“Trauma and its psychological wounds often destroy relationships, families, and communities, even claiming lives.”
From Trauma: Healing the Hidden Epidemic
Last month, we looked at the ways unresolved trauma affects, or almost “infects” relationships. We examined both the practical and the personal burdens that partners of individuals with unresolved trauma can bear. But what happens when both individuals in a relationship—a family, a marriage, a business partnership—carry wounds from the past?
Yours, Mine and Ours
The challenges in a relationship where both individuals carry unresolved trauma can be illustrated by considering the challenges in blending a step-family. As in a marriage between two individuals with children from other relationships, each individual may bring personal difficulties into the relationship that have nothing to do with their new partner, family member, or loved-one. These painful issues may express themselves in a variety of negative or undesirable symptoms and behaviors.
Each individual in the relationship may have some awareness of their own troubling issues. Each individual may also have some awareness of the emotional difficulties their new partners struggle with. Often, however, such awarenesses are hard to grasp. A great deal of confusion and conflict can arise in the day-to-day give-and-take of relationships when pain from the past is influencing behavior and attitudes in the present.
The confusion only deepens when the third set of challenges arise. To use our illustration, if the painful issues of each individual are the “yours” and “mine” stepchildren of the blended family, the third set of painful challenges will be the “ours” children, or the issues the new couple have with each other. These are the challenges and difficulties which arise precisely because of the nature of being in relationship.
Putting it briefly, two key ingredients in significant relationships are intimacy and dependency. For traumatized individuals, intimacy and dependency are very substantial challenges in themselves. The experience of trauma—whether prolonged developmental trauma or events of shock trauma—frequently, if not always, damages an individual’s ability to trust and feel safe in the world. Healthy intimacy and dependency require some ability to trust, and the willingness to allow that trust to grow and deepen. Individuals must be able to feel some essential element of safety in the relationship and be willing to help create a safe place for their partners and loved-ones.

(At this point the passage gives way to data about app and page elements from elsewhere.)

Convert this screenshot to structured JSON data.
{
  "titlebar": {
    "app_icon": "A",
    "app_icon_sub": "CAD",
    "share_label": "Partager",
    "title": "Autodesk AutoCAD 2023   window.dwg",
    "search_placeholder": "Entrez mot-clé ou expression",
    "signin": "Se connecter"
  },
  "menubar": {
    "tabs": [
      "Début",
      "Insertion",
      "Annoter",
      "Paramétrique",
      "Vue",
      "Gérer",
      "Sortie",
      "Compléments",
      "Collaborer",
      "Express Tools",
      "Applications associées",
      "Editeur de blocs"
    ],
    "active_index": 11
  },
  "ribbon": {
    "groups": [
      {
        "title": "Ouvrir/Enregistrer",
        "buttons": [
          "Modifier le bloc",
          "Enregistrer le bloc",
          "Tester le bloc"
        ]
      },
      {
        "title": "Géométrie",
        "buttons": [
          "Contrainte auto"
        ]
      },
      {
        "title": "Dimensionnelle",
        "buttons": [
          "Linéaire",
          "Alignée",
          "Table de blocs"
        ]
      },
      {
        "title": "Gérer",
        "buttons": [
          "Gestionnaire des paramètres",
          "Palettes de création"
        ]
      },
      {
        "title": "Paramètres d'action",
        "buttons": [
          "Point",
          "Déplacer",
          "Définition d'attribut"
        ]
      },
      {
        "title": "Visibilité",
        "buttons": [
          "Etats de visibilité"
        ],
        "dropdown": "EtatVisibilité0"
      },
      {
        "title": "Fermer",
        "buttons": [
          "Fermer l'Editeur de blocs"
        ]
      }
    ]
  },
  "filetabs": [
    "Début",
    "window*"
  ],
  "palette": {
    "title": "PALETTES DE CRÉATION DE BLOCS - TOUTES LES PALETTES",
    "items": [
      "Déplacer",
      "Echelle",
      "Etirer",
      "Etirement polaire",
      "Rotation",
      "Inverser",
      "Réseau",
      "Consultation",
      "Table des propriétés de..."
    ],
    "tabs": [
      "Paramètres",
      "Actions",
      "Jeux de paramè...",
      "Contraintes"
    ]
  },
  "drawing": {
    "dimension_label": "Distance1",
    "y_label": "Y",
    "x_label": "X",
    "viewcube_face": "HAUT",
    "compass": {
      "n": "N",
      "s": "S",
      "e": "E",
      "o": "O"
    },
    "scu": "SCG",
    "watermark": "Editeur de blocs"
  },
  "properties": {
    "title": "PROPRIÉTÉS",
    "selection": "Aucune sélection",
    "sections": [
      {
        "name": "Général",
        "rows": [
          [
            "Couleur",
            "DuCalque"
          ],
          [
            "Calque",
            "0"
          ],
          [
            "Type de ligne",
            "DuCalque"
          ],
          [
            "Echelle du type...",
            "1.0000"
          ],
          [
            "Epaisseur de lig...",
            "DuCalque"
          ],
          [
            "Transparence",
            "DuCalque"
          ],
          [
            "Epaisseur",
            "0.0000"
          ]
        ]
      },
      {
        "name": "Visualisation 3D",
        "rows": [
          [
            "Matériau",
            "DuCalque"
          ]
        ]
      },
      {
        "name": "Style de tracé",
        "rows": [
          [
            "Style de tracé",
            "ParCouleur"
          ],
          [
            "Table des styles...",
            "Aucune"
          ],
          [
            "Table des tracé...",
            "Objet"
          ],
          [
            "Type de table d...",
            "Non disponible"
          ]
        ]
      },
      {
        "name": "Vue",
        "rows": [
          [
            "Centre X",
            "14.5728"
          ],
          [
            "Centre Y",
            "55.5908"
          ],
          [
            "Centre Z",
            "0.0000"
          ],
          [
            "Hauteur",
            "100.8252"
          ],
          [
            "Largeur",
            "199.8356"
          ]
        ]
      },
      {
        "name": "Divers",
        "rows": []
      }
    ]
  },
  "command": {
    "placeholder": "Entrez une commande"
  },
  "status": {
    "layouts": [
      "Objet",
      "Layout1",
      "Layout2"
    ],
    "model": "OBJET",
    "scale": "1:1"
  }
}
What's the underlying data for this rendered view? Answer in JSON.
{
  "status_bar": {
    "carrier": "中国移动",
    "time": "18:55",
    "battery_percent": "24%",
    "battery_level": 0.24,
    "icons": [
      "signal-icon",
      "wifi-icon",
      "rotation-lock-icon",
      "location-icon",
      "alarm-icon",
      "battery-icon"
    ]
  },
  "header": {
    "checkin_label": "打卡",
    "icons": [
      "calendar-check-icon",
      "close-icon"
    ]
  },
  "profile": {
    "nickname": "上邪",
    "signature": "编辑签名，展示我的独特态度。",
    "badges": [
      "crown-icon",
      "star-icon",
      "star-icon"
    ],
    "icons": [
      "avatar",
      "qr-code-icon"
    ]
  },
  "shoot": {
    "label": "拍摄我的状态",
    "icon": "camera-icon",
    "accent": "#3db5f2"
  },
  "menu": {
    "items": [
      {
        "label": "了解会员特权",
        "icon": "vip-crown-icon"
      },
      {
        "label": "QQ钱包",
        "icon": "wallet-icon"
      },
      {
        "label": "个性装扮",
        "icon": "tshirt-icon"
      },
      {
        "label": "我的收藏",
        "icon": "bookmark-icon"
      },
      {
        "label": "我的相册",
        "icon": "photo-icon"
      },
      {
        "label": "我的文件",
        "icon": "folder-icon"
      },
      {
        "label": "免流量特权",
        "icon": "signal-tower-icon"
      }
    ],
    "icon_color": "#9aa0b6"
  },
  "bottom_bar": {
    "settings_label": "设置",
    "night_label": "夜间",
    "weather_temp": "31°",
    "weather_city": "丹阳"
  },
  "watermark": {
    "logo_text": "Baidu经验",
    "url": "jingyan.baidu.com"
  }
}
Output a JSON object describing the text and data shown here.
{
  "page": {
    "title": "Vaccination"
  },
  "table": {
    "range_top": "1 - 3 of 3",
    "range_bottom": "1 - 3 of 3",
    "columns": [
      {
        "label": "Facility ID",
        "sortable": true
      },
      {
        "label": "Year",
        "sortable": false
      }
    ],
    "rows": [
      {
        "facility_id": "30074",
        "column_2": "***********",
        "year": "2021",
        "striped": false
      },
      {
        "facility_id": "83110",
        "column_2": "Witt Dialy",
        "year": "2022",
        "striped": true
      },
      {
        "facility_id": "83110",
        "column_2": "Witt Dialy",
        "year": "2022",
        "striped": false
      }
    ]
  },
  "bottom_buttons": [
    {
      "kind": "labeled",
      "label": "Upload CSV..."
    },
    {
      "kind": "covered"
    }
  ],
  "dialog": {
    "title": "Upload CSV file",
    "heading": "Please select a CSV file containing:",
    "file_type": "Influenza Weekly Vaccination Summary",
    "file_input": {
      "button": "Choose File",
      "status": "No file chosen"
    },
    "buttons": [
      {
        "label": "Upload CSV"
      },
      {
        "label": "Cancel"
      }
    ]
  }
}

Often, individuals with unresolved trauma lack the objectivity and awareness to sort out the “yours, mine, and ours” in their relationships. They may find themselves creating unfulfilling, destructive relationships over and over in similar patterns, or their painful pasts may be so overwhelming that they avoid relationships altogether. Competent, effective counseling can help with the sorting-out process to help individuals heal and strengthen their relationships.